Courtesy of Alder


Alder Is A Size-Inclusive Apparel Brand Dressing You For The Outdoors

Because you don’t *always* have to wear leggings for a hike.

With summer travel plans currently at a standstill, there's been a surge in exploring the great outdoors, from nearby hiking trails to weekend-long camping trips. As a result, a quick search on Google Trends shows that inquiries on what exactly to wear for these nature-friendly excursions are on the rise, too.

Luckily, new outdoor apparel Alder has you covered. Co-founder Mikayla Wujec, whose background includes outdoor field work, conservation research expeditions, and a stint with National Geographic's Explorer program, came up with the idea about two years ago out of frustration with the clothing options for women who work outdoors. "I just always wondered why I have to wear leggings or some weird swishy low-rise fuchsia option," she tells NYLON. "I started speaking with some of my other colleagues and it was a really common pain point. We want clothing that was functional, but also fashionable and made sustainably."

Wujec partnered with Naomi Blackman, a marketing and advertising professional who she's known since middle school, and together, they launched a Kickstarter campaign in September 2019 for Alder's first product: the Open Air Pant ($128), which is made from Bluesign-certified modal fabric by an ethical and carbon-neutral manufacturer in Indonesia. The design details, like a high waist, total of seven pockets, a breathable and stretch material, and ranging from sizes XS to 4X, came from crowdsourcing surveys and focus groups conducted by Wujec and Blackman.

Courtesy of Alder

"We were all over internet boards, on Reddit, Facebook, emailing our own networks, asking women what they wanted and what was missing from their outdoor wardrobes," recalls Wujec. "And 96% of them said pants, by a landslide. We were totally surprised by the unity of responses."

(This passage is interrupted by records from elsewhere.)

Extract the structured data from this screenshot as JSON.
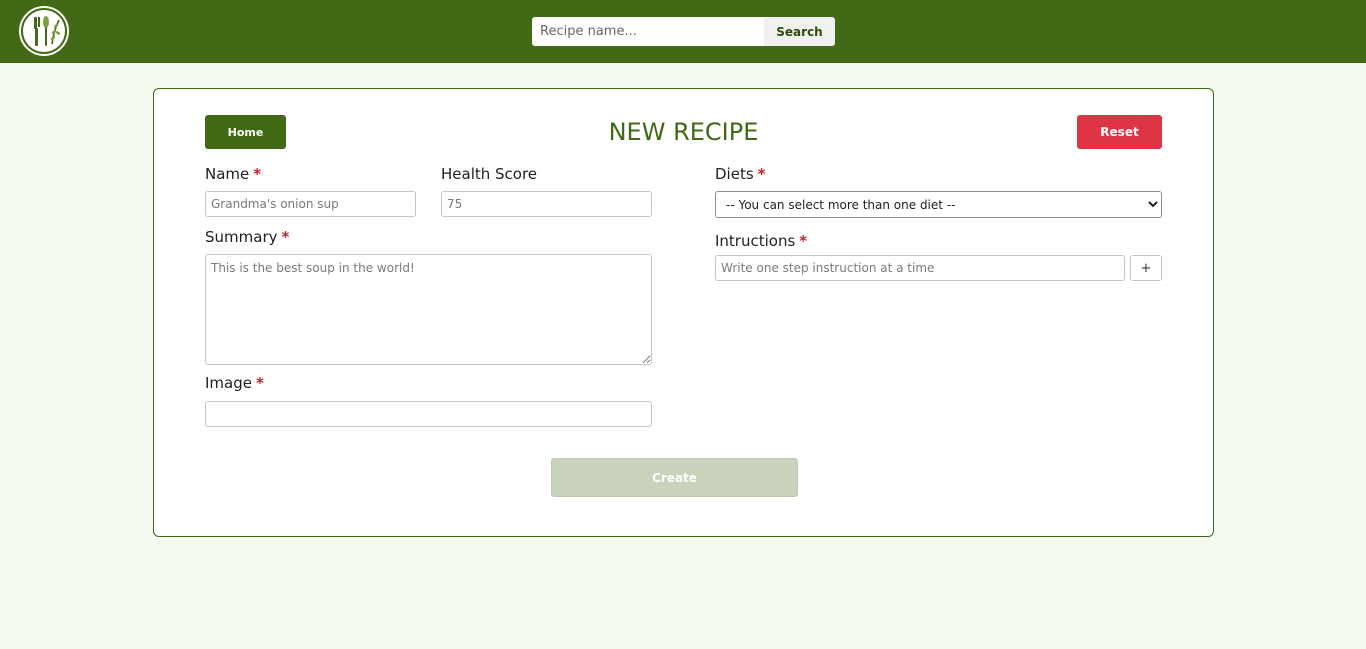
{
  "header": {
    "logo_icon": "recipe-logo-icon",
    "search": {
      "placeholder": "Recipe name...",
      "value": "",
      "button_label": "Search"
    }
  },
  "form": {
    "title": "NEW RECIPE",
    "home_label": "Home",
    "reset_label": "Reset",
    "required_mark": "*",
    "name": {
      "label": "Name",
      "placeholder": "Grandma's onion sup"
    },
    "health_score": {
      "label": "Health Score",
      "placeholder": "75"
    },
    "summary": {
      "label": "Summary",
      "placeholder": "This is the best soup in the world!"
    },
    "image": {
      "label": "Image",
      "placeholder": ""
    },
    "diets": {
      "label": "Diets",
      "selected": "-- You can select more than one diet --"
    },
    "instructions": {
      "label": "Intructions",
      "placeholder": "Write one step instruction at a time",
      "add_label": "+"
    },
    "create_label": "Create"
  },
  "colors": {
    "header_bg": "#426915",
    "page_bg": "#f3f9ee",
    "primary": "#426915",
    "danger": "#df3346",
    "disabled": "#c9d3bc",
    "required": "#c8202f"
  }
}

Alder's Open Air Pant has been on sale for pre-order for the last month and already made just under half a million dollars. Over the past couple of weeks, they've finally shipped out the first 2,000 orders, and the brand is ready to add more to the woman's outdoor wardrobe. Wujec and Blackman are prototyping a raincoat, sweater, and a reversible T-shirt to launch in the near future, and on Thursday, Alder dropped its Be Free Tank Top ($50) and Take A Hike Shorts ($85), just in time for your outdoor adventures this summer.

The tank, which Blackman notes is a slightly cropped silhouette that's long enough to be tucked in, is made with Lyocell, which derives from eucalyptus pulp. The shorts are made out of water-wicking, quick-dry pre-consumer recycled nylon and boast eight (!) pockets, a utility-style buckle belt, and a longer, wide-leg silhouette. "One of the big pieces of feedback we found is that a lot of women had trouble with shorts because they're always either too short or too tight in the legs," says Blackman. "We wanted to really make sure we created a comfortable shape to allow for more room in the legs."

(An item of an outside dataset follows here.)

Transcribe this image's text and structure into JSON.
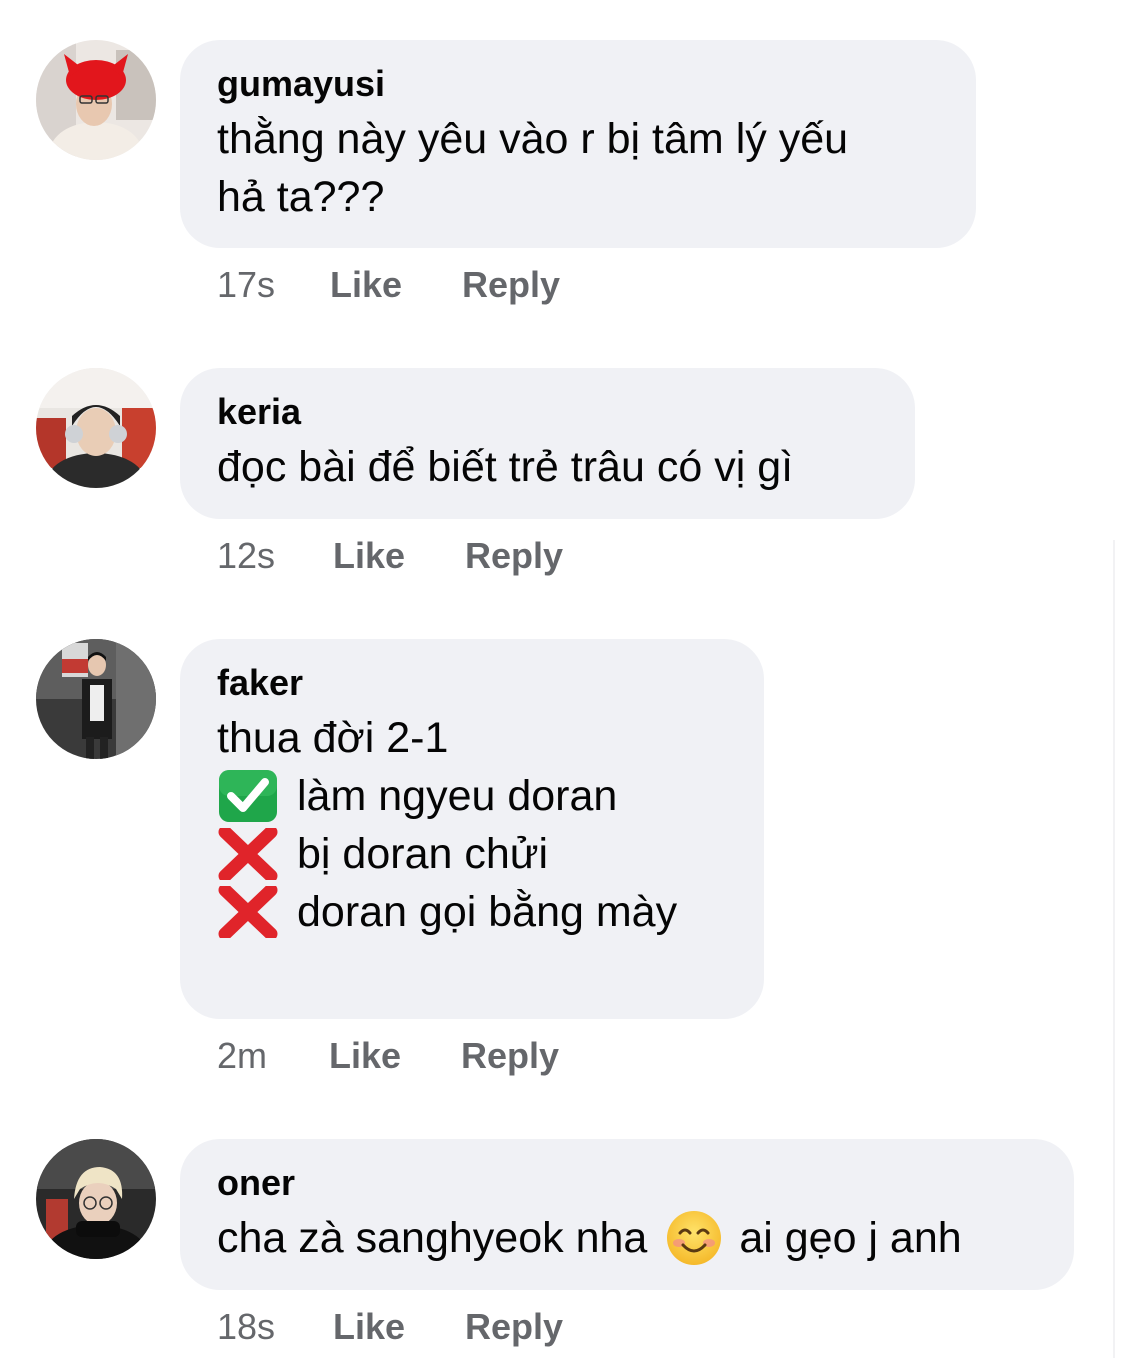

Courtesy of Alder

Alder's arrival couldn’t have come at a more fitting time. The crunchy-turned-cool gorpcore aesthetic is still going strong, and outdoor essentials like reusable water bottles, Teva sandals, and Patagonia Baggies are as fashion-forward as they are functional. The way that Outdoor Voices turned athleisure into an ultra-stylish look (for both yoga or running errands), is potentially where Alder could take its outdoor apparel.

"If you think about big outdoor brands, the imagery that comes to mind is somebody climbing a glacier or on a six-day trek, which is all well and good and great, but it's not the reality for how most women experience the outdoors and how outdoor recreation is actually practiced," says Wujec. "We want Alder to open the space for outdoor recreation and to be centered on fun and play and performance. We have National Geographic explorers who climb those glaciers, but we also are speaking to those women who might just want to walk their dog in the park."